The data »
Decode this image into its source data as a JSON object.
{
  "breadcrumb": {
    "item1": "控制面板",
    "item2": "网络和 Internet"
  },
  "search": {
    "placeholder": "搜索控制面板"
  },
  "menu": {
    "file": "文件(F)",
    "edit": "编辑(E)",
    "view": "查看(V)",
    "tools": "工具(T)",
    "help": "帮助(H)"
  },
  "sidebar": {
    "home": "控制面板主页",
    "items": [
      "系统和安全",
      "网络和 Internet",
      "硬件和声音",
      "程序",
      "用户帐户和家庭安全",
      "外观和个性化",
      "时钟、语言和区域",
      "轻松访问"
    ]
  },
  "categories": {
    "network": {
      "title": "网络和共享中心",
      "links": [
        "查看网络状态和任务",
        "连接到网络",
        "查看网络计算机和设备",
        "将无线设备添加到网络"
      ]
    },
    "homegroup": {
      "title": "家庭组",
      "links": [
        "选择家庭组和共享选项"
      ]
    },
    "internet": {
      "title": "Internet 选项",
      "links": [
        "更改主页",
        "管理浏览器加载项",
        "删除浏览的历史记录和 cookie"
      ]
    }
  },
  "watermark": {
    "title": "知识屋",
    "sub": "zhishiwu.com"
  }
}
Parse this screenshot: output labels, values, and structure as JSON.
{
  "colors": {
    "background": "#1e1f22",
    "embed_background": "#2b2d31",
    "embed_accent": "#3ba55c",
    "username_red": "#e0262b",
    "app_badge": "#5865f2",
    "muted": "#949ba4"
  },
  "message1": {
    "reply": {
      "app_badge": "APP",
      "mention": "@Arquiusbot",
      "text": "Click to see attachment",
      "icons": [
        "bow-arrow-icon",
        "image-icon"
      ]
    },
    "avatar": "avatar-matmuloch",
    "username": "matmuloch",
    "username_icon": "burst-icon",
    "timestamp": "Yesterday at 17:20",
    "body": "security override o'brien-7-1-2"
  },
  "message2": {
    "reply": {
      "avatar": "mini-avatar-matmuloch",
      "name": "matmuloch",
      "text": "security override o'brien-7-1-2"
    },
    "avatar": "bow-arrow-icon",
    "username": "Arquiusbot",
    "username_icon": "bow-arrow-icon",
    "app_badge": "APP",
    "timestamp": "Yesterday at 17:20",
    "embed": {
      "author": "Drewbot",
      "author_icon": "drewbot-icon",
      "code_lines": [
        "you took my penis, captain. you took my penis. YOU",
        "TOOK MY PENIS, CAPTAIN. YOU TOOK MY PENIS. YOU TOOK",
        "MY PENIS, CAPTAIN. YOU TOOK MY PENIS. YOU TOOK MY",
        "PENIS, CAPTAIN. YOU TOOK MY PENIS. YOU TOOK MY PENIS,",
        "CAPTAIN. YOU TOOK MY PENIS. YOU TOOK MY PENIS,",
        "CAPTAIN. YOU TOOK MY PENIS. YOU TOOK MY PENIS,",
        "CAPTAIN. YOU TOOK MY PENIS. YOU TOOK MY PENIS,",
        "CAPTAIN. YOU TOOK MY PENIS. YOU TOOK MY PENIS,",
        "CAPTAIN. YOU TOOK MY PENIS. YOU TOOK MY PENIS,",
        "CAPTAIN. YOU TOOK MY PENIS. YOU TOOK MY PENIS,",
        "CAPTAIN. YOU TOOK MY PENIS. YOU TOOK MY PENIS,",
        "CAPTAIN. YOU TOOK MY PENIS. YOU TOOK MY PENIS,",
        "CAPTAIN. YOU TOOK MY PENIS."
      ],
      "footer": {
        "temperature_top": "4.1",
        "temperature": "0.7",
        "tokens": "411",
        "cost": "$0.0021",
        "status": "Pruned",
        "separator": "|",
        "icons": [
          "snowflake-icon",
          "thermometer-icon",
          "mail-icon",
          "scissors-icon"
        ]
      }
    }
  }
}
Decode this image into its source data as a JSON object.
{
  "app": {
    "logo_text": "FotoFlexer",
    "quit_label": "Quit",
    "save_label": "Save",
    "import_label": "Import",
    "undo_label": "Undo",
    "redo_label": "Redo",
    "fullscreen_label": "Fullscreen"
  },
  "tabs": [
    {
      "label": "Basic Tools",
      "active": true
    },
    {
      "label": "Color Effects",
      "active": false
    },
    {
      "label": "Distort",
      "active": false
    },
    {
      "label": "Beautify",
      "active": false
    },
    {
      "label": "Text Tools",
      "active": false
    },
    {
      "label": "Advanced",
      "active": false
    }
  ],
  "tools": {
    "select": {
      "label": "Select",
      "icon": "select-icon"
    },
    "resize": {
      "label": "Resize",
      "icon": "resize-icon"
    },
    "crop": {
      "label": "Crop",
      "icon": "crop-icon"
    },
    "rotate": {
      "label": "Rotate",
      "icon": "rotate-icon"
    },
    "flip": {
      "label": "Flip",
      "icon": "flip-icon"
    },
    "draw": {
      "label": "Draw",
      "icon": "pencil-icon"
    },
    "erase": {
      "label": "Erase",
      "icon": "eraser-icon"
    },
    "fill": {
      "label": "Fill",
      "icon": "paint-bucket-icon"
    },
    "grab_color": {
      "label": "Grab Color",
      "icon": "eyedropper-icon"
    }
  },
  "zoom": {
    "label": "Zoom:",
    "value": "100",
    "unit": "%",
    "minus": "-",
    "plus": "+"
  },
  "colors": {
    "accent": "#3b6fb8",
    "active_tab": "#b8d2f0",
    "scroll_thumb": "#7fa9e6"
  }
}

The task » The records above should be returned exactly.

Exercise solution »
Decode this image into its source data as a JSON object.
{
  "breadcrumb": {
    "item1": "控制面板",
    "item2": "网络和 Internet"
  },
  "search": {
    "placeholder": "搜索控制面板"
  },
  "menu": {
    "file": "文件(F)",
    "edit": "编辑(E)",
    "view": "查看(V)",
    "tools": "工具(T)",
    "help": "帮助(H)"
  },
  "sidebar": {
    "home": "控制面板主页",
    "items": [
      "系统和安全",
      "网络和 Internet",
      "硬件和声音",
      "程序",
      "用户帐户和家庭安全",
      "外观和个性化",
      "时钟、语言和区域",
      "轻松访问"
    ]
  },
  "categories": {
    "network": {
      "title": "网络和共享中心",
      "links": [
        "查看网络状态和任务",
        "连接到网络",
        "查看网络计算机和设备",
        "将无线设备添加到网络"
      ]
    },
    "homegroup": {
      "title": "家庭组",
      "links": [
        "选择家庭组和共享选项"
      ]
    },
    "internet": {
      "title": "Internet 选项",
      "links": [
        "更改主页",
        "管理浏览器加载项",
        "删除浏览的历史记录和 cookie"
      ]
    }
  },
  "watermark": {
    "title": "知识屋",
    "sub": "zhishiwu.com"
  }
}
Parse this screenshot: output labels, values, and structure as JSON.
{
  "colors": {
    "background": "#1e1f22",
    "embed_background": "#2b2d31",
    "embed_accent": "#3ba55c",
    "username_red": "#e0262b",
    "app_badge": "#5865f2",
    "muted": "#949ba4"
  },
  "message1": {
    "reply": {
      "app_badge": "APP",
      "mention": "@Arquiusbot",
      "text": "Click to see attachment",
      "icons": [
        "bow-arrow-icon",
        "image-icon"
      ]
    },
    "avatar": "avatar-matmuloch",
    "username": "matmuloch",
    "username_icon": "burst-icon",
    "timestamp": "Yesterday at 17:20",
    "body": "security override o'brien-7-1-2"
  },
  "message2": {
    "reply": {
      "avatar": "mini-avatar-matmuloch",
      "name": "matmuloch",
      "text": "security override o'brien-7-1-2"
    },
    "avatar": "bow-arrow-icon",
    "username": "Arquiusbot",
    "username_icon": "bow-arrow-icon",
    "app_badge": "APP",
    "timestamp": "Yesterday at 17:20",
    "embed": {
      "author": "Drewbot",
      "author_icon": "drewbot-icon",
      "code_lines": [
        "you took my penis, captain. you took my penis. YOU",
        "TOOK MY PENIS, CAPTAIN. YOU TOOK MY PENIS. YOU TOOK",
        "MY PENIS, CAPTAIN. YOU TOOK MY PENIS. YOU TOOK MY",
        "PENIS, CAPTAIN. YOU TOOK MY PENIS. YOU TOOK MY PENIS,",
        "CAPTAIN. YOU TOOK MY PENIS. YOU TOOK MY PENIS,",
        "CAPTAIN. YOU TOOK MY PENIS. YOU TOOK MY PENIS,",
        "CAPTAIN. YOU TOOK MY PENIS. YOU TOOK MY PENIS,",
        "CAPTAIN. YOU TOOK MY PENIS. YOU TOOK MY PENIS,",
        "CAPTAIN. YOU TOOK MY PENIS. YOU TOOK MY PENIS,",
        "CAPTAIN. YOU TOOK MY PENIS. YOU TOOK MY PENIS,",
        "CAPTAIN. YOU TOOK MY PENIS. YOU TOOK MY PENIS,",
        "CAPTAIN. YOU TOOK MY PENIS. YOU TOOK MY PENIS,",
        "CAPTAIN. YOU TOOK MY PENIS."
      ],
      "footer": {
        "temperature_top": "4.1",
        "temperature": "0.7",
        "tokens": "411",
        "cost": "$0.0021",
        "status": "Pruned",
        "separator": "|",
        "icons": [
          "snowflake-icon",
          "thermometer-icon",
          "mail-icon",
          "scissors-icon"
        ]
      }
    }
  }
}
Decode this image into its source data as a JSON object.
{
  "app": {
    "logo_text": "FotoFlexer",
    "quit_label": "Quit",
    "save_label": "Save",
    "import_label": "Import",
    "undo_label": "Undo",
    "redo_label": "Redo",
    "fullscreen_label": "Fullscreen"
  },
  "tabs": [
    {
      "label": "Basic Tools",
      "active": true
    },
    {
      "label": "Color Effects",
      "active": false
    },
    {
      "label": "Distort",
      "active": false
    },
    {
      "label": "Beautify",
      "active": false
    },
    {
      "label": "Text Tools",
      "active": false
    },
    {
      "label": "Advanced",
      "active": false
    }
  ],
  "tools": {
    "select": {
      "label": "Select",
      "icon": "select-icon"
    },
    "resize": {
      "label": "Resize",
      "icon": "resize-icon"
    },
    "crop": {
      "label": "Crop",
      "icon": "crop-icon"
    },
    "rotate": {
      "label": "Rotate",
      "icon": "rotate-icon"
    },
    "flip": {
      "label": "Flip",
      "icon": "flip-icon"
    },
    "draw": {
      "label": "Draw",
      "icon": "pencil-icon"
    },
    "erase": {
      "label": "Erase",
      "icon": "eraser-icon"
    },
    "fill": {
      "label": "Fill",
      "icon": "paint-bucket-icon"
    },
    "grab_color": {
      "label": "Grab Color",
      "icon": "eyedropper-icon"
    }
  },
  "zoom": {
    "label": "Zoom:",
    "value": "100",
    "unit": "%",
    "minus": "-",
    "plus": "+"
  },
  "colors": {
    "accent": "#3b6fb8",
    "active_tab": "#b8d2f0",
    "scroll_thumb": "#7fa9e6"
  }
}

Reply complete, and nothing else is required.